• _WHAT NEEDS TO BE DONE_: From the first line to the last, write out the listing exactly.

--*--

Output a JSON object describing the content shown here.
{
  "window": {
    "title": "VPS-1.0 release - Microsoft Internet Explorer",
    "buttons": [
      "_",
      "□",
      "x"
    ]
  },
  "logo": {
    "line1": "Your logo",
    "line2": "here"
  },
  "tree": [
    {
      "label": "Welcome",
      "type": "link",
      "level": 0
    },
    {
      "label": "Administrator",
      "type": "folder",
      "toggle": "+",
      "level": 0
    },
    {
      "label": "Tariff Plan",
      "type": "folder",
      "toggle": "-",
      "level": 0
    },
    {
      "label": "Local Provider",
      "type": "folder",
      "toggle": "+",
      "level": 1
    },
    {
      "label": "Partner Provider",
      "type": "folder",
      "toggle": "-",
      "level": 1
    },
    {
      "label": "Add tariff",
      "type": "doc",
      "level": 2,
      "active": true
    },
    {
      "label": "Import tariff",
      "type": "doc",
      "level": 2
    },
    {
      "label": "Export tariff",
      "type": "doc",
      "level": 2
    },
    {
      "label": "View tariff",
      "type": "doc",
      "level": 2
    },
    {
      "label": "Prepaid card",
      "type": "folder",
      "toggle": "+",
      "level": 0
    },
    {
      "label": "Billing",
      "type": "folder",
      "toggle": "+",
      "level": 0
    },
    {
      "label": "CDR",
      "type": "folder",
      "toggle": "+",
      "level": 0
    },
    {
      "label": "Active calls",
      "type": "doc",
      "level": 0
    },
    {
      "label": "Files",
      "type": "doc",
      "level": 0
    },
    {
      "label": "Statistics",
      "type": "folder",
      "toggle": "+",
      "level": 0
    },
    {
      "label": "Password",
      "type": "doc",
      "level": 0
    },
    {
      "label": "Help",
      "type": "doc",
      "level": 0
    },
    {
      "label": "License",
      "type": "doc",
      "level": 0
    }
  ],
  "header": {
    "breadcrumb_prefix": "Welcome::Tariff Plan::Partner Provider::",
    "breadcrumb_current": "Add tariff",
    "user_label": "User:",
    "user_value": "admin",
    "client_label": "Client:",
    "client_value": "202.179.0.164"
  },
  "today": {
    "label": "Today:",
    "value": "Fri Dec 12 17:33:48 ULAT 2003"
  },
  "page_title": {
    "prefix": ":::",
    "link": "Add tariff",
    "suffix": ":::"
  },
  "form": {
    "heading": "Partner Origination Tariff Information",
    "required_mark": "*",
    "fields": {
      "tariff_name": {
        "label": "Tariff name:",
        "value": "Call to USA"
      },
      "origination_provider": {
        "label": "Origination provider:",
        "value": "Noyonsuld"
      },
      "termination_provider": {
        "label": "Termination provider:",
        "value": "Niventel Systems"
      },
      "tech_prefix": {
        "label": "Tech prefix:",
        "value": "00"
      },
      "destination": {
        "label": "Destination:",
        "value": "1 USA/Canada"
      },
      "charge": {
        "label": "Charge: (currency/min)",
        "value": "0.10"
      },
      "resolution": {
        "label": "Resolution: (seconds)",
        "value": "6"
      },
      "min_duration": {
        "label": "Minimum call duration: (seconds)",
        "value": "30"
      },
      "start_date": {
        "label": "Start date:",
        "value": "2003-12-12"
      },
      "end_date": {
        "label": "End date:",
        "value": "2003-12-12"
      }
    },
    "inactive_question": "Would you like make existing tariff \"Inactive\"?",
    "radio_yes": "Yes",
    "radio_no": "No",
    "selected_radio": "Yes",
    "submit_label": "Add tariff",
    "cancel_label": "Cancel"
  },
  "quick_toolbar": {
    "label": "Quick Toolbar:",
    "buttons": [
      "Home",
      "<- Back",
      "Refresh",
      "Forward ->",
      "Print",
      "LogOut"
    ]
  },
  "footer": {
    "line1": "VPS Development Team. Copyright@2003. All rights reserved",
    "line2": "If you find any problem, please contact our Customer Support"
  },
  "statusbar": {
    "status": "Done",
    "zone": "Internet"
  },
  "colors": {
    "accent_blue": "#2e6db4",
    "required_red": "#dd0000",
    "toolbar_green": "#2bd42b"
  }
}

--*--

• _ANSWER AREA_:
Output a JSON object describing the content shown here.
{
  "window": {
    "title": "VPS-1.0 release - Microsoft Internet Explorer",
    "buttons": [
      "_",
      "□",
      "x"
    ]
  },
  "logo": {
    "line1": "Your logo",
    "line2": "here"
  },
  "tree": [
    {
      "label": "Welcome",
      "type": "link",
      "level": 0
    },
    {
      "label": "Administrator",
      "type": "folder",
      "toggle": "+",
      "level": 0
    },
    {
      "label": "Tariff Plan",
      "type": "folder",
      "toggle": "-",
      "level": 0
    },
    {
      "label": "Local Provider",
      "type": "folder",
      "toggle": "+",
      "level": 1
    },
    {
      "label": "Partner Provider",
      "type": "folder",
      "toggle": "-",
      "level": 1
    },
    {
      "label": "Add tariff",
      "type": "doc",
      "level": 2,
      "active": true
    },
    {
      "label": "Import tariff",
      "type": "doc",
      "level": 2
    },
    {
      "label": "Export tariff",
      "type": "doc",
      "level": 2
    },
    {
      "label": "View tariff",
      "type": "doc",
      "level": 2
    },
    {
      "label": "Prepaid card",
      "type": "folder",
      "toggle": "+",
      "level": 0
    },
    {
      "label": "Billing",
      "type": "folder",
      "toggle": "+",
      "level": 0
    },
    {
      "label": "CDR",
      "type": "folder",
      "toggle": "+",
      "level": 0
    },
    {
      "label": "Active calls",
      "type": "doc",
      "level": 0
    },
    {
      "label": "Files",
      "type": "doc",
      "level": 0
    },
    {
      "label": "Statistics",
      "type": "folder",
      "toggle": "+",
      "level": 0
    },
    {
      "label": "Password",
      "type": "doc",
      "level": 0
    },
    {
      "label": "Help",
      "type": "doc",
      "level": 0
    },
    {
      "label": "License",
      "type": "doc",
      "level": 0
    }
  ],
  "header": {
    "breadcrumb_prefix": "Welcome::Tariff Plan::Partner Provider::",
    "breadcrumb_current": "Add tariff",
    "user_label": "User:",
    "user_value": "admin",
    "client_label": "Client:",
    "client_value": "202.179.0.164"
  },
  "today": {
    "label": "Today:",
    "value": "Fri Dec 12 17:33:48 ULAT 2003"
  },
  "page_title": {
    "prefix": ":::",
    "link": "Add tariff",
    "suffix": ":::"
  },
  "form": {
    "heading": "Partner Origination Tariff Information",
    "required_mark": "*",
    "fields": {
      "tariff_name": {
        "label": "Tariff name:",
        "value": "Call to USA"
      },
      "origination_provider": {
        "label": "Origination provider:",
        "value": "Noyonsuld"
      },
      "termination_provider": {
        "label": "Termination provider:",
        "value": "Niventel Systems"
      },
      "tech_prefix": {
        "label": "Tech prefix:",
        "value": "00"
      },
      "destination": {
        "label": "Destination:",
        "value": "1 USA/Canada"
      },
      "charge": {
        "label": "Charge: (currency/min)",
        "value": "0.10"
      },
      "resolution": {
        "label": "Resolution: (seconds)",
        "value": "6"
      },
      "min_duration": {
        "label": "Minimum call duration: (seconds)",
        "value": "30"
      },
      "start_date": {
        "label": "Start date:",
        "value": "2003-12-12"
      },
      "end_date": {
        "label": "End date:",
        "value": "2003-12-12"
      }
    },
    "inactive_question": "Would you like make existing tariff \"Inactive\"?",
    "radio_yes": "Yes",
    "radio_no": "No",
    "selected_radio": "Yes",
    "submit_label": "Add tariff",
    "cancel_label": "Cancel"
  },
  "quick_toolbar": {
    "label": "Quick Toolbar:",
    "buttons": [
      "Home",
      "<- Back",
      "Refresh",
      "Forward ->",
      "Print",
      "LogOut"
    ]
  },
  "footer": {
    "line1": "VPS Development Team. Copyright@2003. All rights reserved",
    "line2": "If you find any problem, please contact our Customer Support"
  },
  "statusbar": {
    "status": "Done",
    "zone": "Internet"
  },
  "colors": {
    "accent_blue": "#2e6db4",
    "required_red": "#dd0000",
    "toolbar_green": "#2bd42b"
  }
}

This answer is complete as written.